So that house in the pictures.  It’s where I ran away from the “wolf” in the woods across the street.  It’s where, I believe, my father died, just inside of that plate glass window.  It’s where, during a drunken party, a guy from school broke a door.  It’s where I did most of my drinking.  I had slumber parties there, I started smoking there, I threw up until I was overcome by dry heaves there.  My children and my grandmother spent time together there.  I wonder what the people in that house are doing now.

February 20, 2009 (this day)

december08-104So the “Let Go and Let God” sign on my bulliten board has been joined by one I’ve taped to my monitor.  These are at work.  I’ve also fished the “Let Go and Let God” rock thingy out of my bag, and I put it in my pocket when I go to work, and I clutch it often.  The person who is not doing his job has been found out.  He’s started to begin to maybe sort of try to do his job.  It’s probably too late for that.  Maybe it’s what should be.  The more things change, the more they stay the same.  The common denominator in all of my problems is me.
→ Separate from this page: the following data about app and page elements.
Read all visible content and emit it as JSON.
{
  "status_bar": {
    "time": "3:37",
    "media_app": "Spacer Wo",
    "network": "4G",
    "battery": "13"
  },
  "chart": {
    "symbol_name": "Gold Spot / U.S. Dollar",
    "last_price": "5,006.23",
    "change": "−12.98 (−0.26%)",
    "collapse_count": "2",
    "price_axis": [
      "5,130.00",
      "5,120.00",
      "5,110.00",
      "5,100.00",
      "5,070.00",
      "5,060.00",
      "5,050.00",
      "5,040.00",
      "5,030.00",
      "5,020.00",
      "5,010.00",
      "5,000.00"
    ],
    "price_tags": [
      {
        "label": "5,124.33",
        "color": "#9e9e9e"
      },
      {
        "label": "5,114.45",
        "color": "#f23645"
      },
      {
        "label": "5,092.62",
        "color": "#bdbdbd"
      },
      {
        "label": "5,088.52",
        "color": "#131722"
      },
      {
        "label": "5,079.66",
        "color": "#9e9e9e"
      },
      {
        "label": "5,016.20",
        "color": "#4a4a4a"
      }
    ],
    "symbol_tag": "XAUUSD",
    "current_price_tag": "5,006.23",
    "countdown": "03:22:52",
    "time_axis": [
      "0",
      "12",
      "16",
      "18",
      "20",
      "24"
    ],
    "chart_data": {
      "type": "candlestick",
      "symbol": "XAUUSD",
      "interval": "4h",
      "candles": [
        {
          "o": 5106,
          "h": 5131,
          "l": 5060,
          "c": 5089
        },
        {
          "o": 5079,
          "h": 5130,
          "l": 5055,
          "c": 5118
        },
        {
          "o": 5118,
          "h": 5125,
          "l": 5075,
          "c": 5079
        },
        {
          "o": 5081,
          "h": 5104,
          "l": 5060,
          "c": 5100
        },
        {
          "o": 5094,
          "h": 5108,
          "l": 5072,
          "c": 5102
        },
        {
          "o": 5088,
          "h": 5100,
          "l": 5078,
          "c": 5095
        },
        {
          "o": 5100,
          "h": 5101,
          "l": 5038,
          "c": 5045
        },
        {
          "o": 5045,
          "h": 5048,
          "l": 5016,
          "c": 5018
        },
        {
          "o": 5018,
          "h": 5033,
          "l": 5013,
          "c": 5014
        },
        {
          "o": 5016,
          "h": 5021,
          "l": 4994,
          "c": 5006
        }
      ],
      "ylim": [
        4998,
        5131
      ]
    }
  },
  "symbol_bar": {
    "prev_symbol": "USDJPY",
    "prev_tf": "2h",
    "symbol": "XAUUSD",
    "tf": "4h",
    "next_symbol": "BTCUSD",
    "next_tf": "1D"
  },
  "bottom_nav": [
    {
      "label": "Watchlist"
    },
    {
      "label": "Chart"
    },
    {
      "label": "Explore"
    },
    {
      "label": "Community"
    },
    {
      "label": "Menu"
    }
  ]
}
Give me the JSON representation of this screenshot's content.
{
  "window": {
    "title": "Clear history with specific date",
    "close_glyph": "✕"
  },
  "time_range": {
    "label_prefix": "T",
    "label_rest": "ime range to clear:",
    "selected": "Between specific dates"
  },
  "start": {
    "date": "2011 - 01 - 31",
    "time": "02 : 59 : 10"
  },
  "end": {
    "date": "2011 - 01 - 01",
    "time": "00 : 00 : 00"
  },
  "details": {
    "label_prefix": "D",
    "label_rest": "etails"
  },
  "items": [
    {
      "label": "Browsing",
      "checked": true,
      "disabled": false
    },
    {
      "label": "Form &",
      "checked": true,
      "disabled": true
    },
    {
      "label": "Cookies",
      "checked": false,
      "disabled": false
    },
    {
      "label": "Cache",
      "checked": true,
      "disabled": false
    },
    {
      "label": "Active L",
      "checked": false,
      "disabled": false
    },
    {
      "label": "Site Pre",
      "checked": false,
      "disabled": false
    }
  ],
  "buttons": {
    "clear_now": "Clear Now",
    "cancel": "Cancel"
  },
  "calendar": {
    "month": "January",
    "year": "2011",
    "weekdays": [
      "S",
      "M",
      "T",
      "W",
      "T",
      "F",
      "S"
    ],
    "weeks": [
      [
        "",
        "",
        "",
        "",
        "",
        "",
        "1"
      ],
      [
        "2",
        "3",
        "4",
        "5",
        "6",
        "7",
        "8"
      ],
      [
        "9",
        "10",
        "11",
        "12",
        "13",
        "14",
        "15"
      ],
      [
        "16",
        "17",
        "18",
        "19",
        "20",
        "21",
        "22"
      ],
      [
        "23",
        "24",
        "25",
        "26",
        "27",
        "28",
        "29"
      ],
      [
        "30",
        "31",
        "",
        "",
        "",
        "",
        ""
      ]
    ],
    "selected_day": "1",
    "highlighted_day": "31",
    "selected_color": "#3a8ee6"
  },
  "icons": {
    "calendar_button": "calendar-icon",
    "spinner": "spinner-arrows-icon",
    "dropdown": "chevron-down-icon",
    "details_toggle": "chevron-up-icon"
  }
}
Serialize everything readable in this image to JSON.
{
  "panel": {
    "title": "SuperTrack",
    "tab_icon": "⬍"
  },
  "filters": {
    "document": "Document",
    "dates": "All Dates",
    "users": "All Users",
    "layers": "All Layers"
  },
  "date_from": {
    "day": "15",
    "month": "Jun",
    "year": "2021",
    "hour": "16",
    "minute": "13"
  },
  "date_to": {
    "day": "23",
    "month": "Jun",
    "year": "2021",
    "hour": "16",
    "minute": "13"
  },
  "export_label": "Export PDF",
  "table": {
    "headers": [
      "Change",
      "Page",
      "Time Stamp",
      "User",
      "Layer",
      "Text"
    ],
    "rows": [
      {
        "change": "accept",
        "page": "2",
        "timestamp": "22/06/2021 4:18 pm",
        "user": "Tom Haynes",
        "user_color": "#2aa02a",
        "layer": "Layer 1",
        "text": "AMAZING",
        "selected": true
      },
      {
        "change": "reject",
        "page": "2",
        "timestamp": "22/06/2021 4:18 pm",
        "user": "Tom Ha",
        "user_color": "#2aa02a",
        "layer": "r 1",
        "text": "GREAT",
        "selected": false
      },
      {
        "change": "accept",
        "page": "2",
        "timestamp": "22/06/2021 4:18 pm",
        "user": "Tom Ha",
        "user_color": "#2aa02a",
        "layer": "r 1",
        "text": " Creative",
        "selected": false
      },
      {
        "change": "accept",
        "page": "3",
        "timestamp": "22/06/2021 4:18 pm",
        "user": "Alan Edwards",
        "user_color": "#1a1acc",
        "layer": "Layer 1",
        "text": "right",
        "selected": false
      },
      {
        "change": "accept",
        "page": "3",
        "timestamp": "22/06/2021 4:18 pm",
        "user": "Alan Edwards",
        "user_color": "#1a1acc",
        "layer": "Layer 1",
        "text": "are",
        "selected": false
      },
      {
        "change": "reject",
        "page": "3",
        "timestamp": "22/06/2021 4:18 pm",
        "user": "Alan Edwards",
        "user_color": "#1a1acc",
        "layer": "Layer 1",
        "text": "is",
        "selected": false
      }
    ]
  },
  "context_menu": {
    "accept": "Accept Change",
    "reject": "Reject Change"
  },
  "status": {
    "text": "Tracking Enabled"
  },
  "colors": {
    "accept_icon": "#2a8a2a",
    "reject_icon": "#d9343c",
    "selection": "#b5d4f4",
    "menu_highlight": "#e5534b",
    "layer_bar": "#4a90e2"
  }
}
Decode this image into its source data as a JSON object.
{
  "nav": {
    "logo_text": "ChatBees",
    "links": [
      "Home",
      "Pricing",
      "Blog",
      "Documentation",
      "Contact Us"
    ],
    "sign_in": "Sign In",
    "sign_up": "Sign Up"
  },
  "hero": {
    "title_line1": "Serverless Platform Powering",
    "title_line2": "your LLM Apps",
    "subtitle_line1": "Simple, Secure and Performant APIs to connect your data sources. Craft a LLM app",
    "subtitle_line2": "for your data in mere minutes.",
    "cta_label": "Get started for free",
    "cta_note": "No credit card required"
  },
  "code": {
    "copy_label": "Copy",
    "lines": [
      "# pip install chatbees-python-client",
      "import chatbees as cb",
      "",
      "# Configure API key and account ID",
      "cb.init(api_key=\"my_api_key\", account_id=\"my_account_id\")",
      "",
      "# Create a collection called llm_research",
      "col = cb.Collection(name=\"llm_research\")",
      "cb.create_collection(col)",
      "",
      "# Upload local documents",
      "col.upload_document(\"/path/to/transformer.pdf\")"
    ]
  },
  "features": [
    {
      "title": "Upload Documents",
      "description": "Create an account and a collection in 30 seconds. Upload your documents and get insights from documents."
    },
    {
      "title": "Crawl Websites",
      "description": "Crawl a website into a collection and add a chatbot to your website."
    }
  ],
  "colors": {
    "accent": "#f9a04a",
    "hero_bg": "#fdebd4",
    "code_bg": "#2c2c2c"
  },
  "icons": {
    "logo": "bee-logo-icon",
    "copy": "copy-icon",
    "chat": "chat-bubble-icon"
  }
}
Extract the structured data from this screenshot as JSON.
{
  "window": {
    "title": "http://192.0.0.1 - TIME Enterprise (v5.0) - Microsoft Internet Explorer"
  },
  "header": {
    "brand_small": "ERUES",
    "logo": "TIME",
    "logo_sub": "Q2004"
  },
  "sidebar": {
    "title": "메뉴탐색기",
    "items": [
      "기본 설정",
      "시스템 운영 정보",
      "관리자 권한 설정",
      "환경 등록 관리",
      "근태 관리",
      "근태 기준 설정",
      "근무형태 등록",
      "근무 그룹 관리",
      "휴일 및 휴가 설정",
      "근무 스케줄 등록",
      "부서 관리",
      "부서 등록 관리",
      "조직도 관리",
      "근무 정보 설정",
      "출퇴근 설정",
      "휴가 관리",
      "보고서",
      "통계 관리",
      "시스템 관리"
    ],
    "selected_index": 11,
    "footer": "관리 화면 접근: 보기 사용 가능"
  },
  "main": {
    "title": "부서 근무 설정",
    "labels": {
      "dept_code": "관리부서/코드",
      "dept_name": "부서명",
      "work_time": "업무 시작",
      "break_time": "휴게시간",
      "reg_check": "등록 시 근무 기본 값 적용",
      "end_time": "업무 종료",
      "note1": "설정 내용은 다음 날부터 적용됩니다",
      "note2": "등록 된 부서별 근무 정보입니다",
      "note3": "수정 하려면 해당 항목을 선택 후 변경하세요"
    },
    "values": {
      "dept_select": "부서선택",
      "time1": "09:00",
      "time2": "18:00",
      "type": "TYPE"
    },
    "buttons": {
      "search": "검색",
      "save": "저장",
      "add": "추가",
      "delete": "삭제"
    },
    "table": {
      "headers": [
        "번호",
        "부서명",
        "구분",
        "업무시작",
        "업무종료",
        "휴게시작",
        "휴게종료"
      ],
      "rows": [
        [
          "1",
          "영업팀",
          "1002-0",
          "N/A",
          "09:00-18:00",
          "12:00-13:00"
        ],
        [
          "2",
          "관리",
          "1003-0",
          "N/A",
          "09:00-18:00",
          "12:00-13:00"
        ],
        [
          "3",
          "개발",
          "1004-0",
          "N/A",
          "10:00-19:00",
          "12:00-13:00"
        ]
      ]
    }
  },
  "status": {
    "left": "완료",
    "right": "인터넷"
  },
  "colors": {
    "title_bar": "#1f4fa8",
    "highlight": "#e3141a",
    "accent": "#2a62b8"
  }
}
The weather is still frigid.  Carole’s sick.  Since I got home from work I’ve watched the local news repeat itself several times.  I’ve been “friended” on Facebook by someone else from Kindergarten.  I’ve trained the dog for a few minutes, watched “The Dog Whisperer,” and now I’m going to take a bath, try to get Carole to watch “The Virgin Suicides” and “Dollhouse,”  and call it a day.

Continued to Take Personal Inventory (Step Ten)

Continued to take personal inventory and when we were wrong promptly admitted it.

As we work the first nine Steps, we prepare ourselves for the adventure of a new life.  But when we approach Step Ten we commence to put our A.A. way of living to practical use, day by day, in fair weather or foul.  Then comes the acid test:  can we stay sober, keep in emotional balance, and live to good purpose under all conditions?

I like this list!  It’s also helpful to me that I have written my whole story out at such length.

Can I stay sober?  Yes.  This is the only part I’ve done perfectly and the only part I can do perfectly, as an earlier step tells me.

Can I keep in emotional balance?  Often.  Pretty much.  I interpret emotional balance to be a kind of mildly happy serenity.  If I’m not always there, at least I usually have some clue of what there looks like, and how to proceed, if only to seek out help.  Phrases like, “I have every right to be upset-angry-insulted-hurt” don’t fit for me.  I know that no matter what, I am to avoid and leave those states of mind, if I possibly can.

Can I live to good purpose?  Yes, a lot, but never enough.  Mostly my kids are well raised and my job is well worked.  The books also tell me that my good purpose is to serve God and my fellow human beings.  It always comes back to a kind of selfishness for me, because I enjoy doing those things, and they provide my livelihood.

Under all conditions?  I’ve had some stuff happen along the way, but I haven’t suffered the way many people do.  The conditions I’ve lived with and through have been pretty mild.

I’m looking forward to studying this step further.  I know I can do much much better with this, and I want to.